CyanogenMod - in a vanilla or official build - will not typically contain a bootloader. On many devices there is really no good way to even overwrite the bootloader because it is on protected memory (the bootloader is "locked") and cannot be overwritten. It installs a boot image and a system image (i.e. writes to the
/system partitions). I've heard that some builds will also come with a recovery image, but I have never seen one that did this.
Unlocking your SIM is unrelated to your firmware, and CM will not perform a SIM unlock for you. CyanogenMod's wiki itself states:
CyanogenMod, however, does not "unlock" the device. Most carriers
"lock" their handsets to prevent customers from buying a handset and
moving to a different carrier. Carriers depend on these "exclusivity"
agreements to bolster revenue. For example: if you buy an iPhone in
the US, you are stuck with AT&T or Verizon, whichever you bought from.
To use the handset on another carrier's network it would be necessary
to "unlock" the handset. This is done with a code based on the IMEI of
the handset that can be provided by your carrier or firms on the
internet that are slightly more reliable than a Nigerian Prince.
Unlocking cannot be done by installing CyanogenMod, or any other
firmware for that matter.
I would further assume that the bootloader on your device does not have any kind of bearing on the SIM lock. HTC allows bootloaders to be unlocked on certain devices, and their website specifically states:
Please note that unlocking your bootloader does not mean that you will
be able to unlock the SIM lock.
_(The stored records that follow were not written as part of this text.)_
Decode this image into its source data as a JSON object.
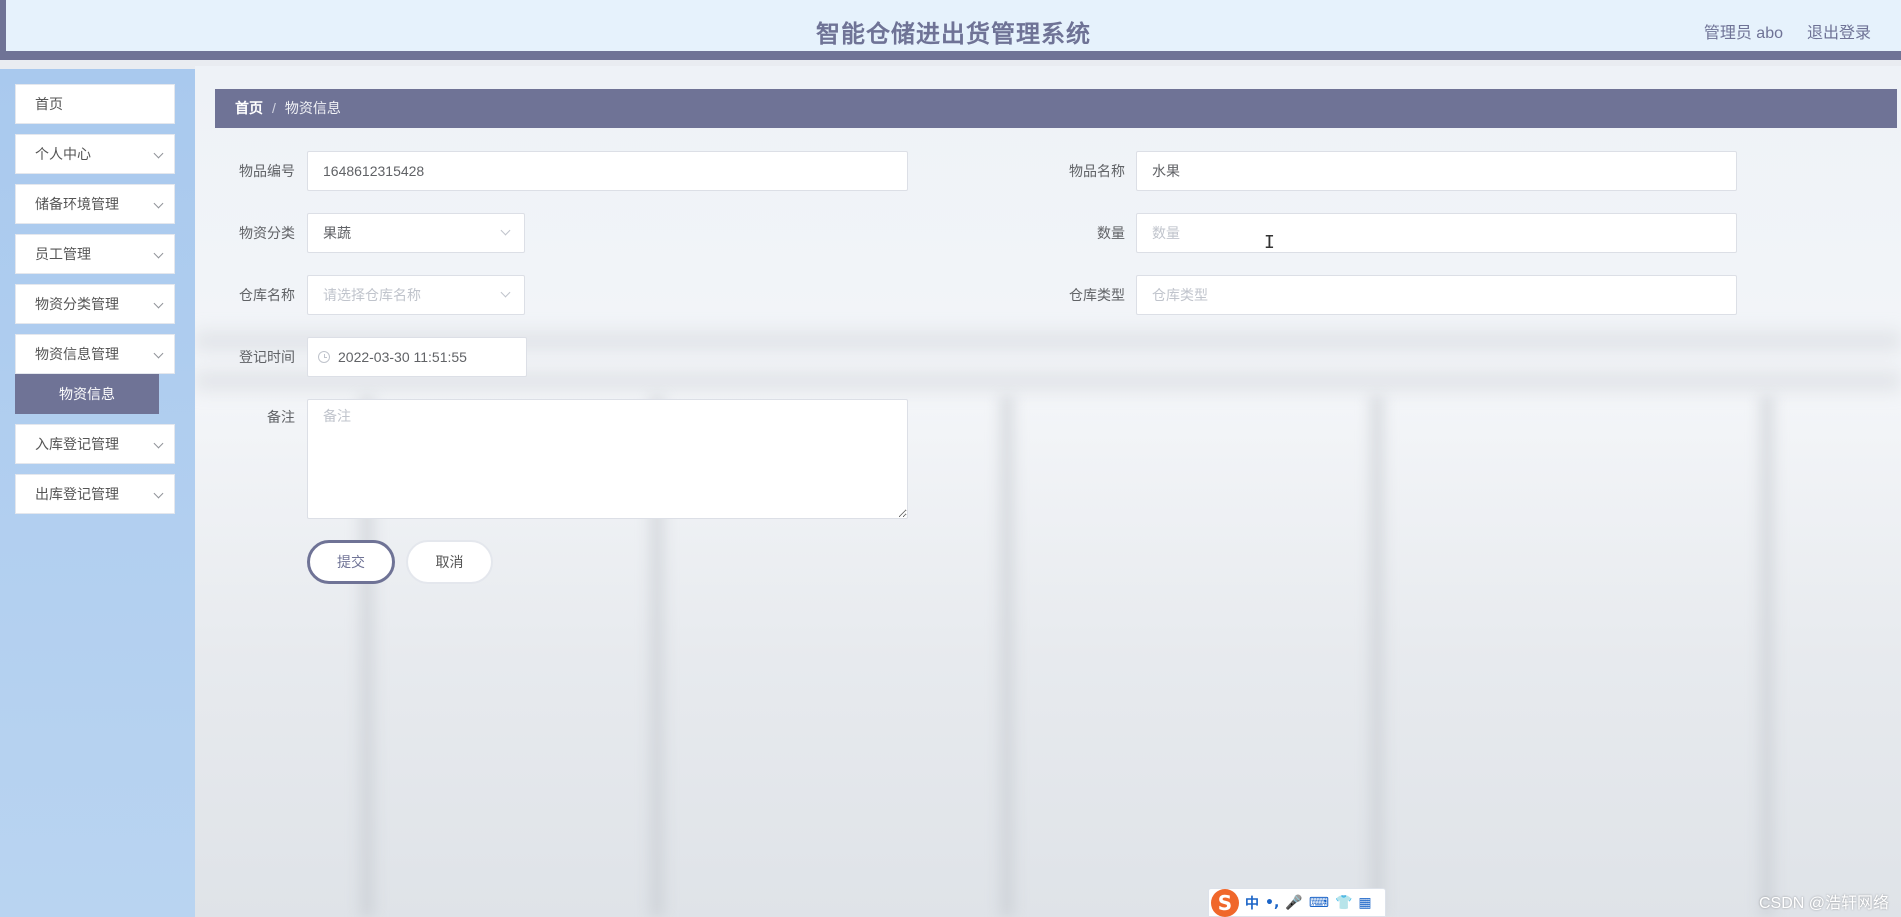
{
  "header": {
    "title": "智能仓储进出货管理系统",
    "user": "管理员 abo",
    "logout": "退出登录"
  },
  "sidebar": {
    "items": [
      {
        "label": "首页",
        "expandable": false
      },
      {
        "label": "个人中心",
        "expandable": true
      },
      {
        "label": "储备环境管理",
        "expandable": true
      },
      {
        "label": "员工管理",
        "expandable": true
      },
      {
        "label": "物资分类管理",
        "expandable": true
      },
      {
        "label": "物资信息管理",
        "expandable": true
      },
      {
        "label": "入库登记管理",
        "expandable": true
      },
      {
        "label": "出库登记管理",
        "expandable": true
      }
    ],
    "active_sub": "物资信息"
  },
  "breadcrumb": {
    "home": "首页",
    "separator": "/",
    "current": "物资信息"
  },
  "form": {
    "item_code": {
      "label": "物品编号",
      "value": "1648612315428"
    },
    "item_name": {
      "label": "物品名称",
      "value": "水果"
    },
    "category": {
      "label": "物资分类",
      "value": "果蔬"
    },
    "quantity": {
      "label": "数量",
      "placeholder": "数量"
    },
    "warehouse_name": {
      "label": "仓库名称",
      "placeholder": "请选择仓库名称"
    },
    "warehouse_type": {
      "label": "仓库类型",
      "placeholder": "仓库类型"
    },
    "register_time": {
      "label": "登记时间",
      "value": "2022-03-30 11:51:55"
    },
    "remark": {
      "label": "备注",
      "placeholder": "备注"
    },
    "submit_label": "提交",
    "cancel_label": "取消"
  },
  "ime_toolbar": {
    "logo": "S",
    "glyphs": [
      "中",
      "•,",
      "🎤",
      "⌨",
      "👕",
      "▦"
    ]
  },
  "watermark": "CSDN @浩轩网络",
  "colors": {
    "accent": "#6f7396",
    "header_bg": "#e6f2fc",
    "sidebar_bg": "#a9c9ee"
  }
}
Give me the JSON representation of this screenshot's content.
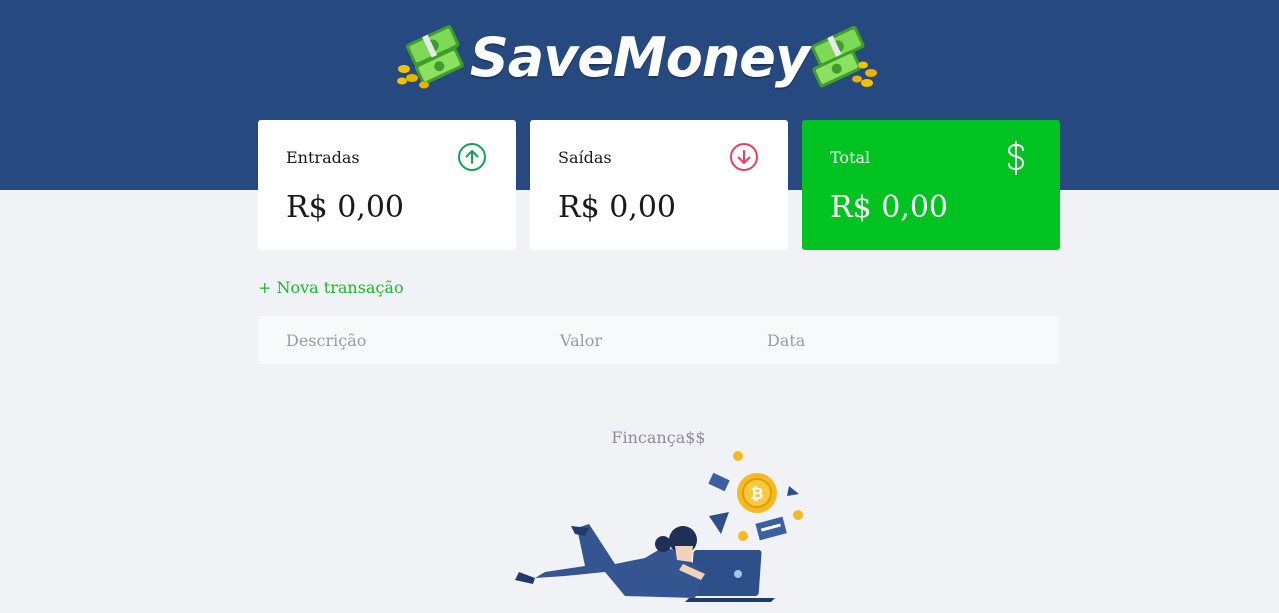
{
  "app": {
    "name": "SaveMoney"
  },
  "summary": [
    {
      "title": "Entradas",
      "value": "R$ 0,00",
      "icon": "arrow-up-circle-icon",
      "color": "#12a454"
    },
    {
      "title": "Saídas",
      "value": "R$ 0,00",
      "icon": "arrow-down-circle-icon",
      "color": "#e83f5b"
    },
    {
      "title": "Total",
      "value": "R$ 0,00",
      "icon": "dollar-icon",
      "color": "#00c221"
    }
  ],
  "actions": {
    "new_transaction": "+ Nova transação"
  },
  "table": {
    "columns": [
      "Descrição",
      "Valor",
      "Data"
    ]
  },
  "empty_state": {
    "title": "Fincança$$"
  },
  "colors": {
    "header": "#264a80",
    "background": "#f0f2f5",
    "accent": "#00c221"
  }
}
Unlocking your SIM lock is at the
discretion of your operator/carrier and is not part of the bootloader
I would guess this is likely similar on other devices, though I'm not specifically familiar with Huawei's hardware or software.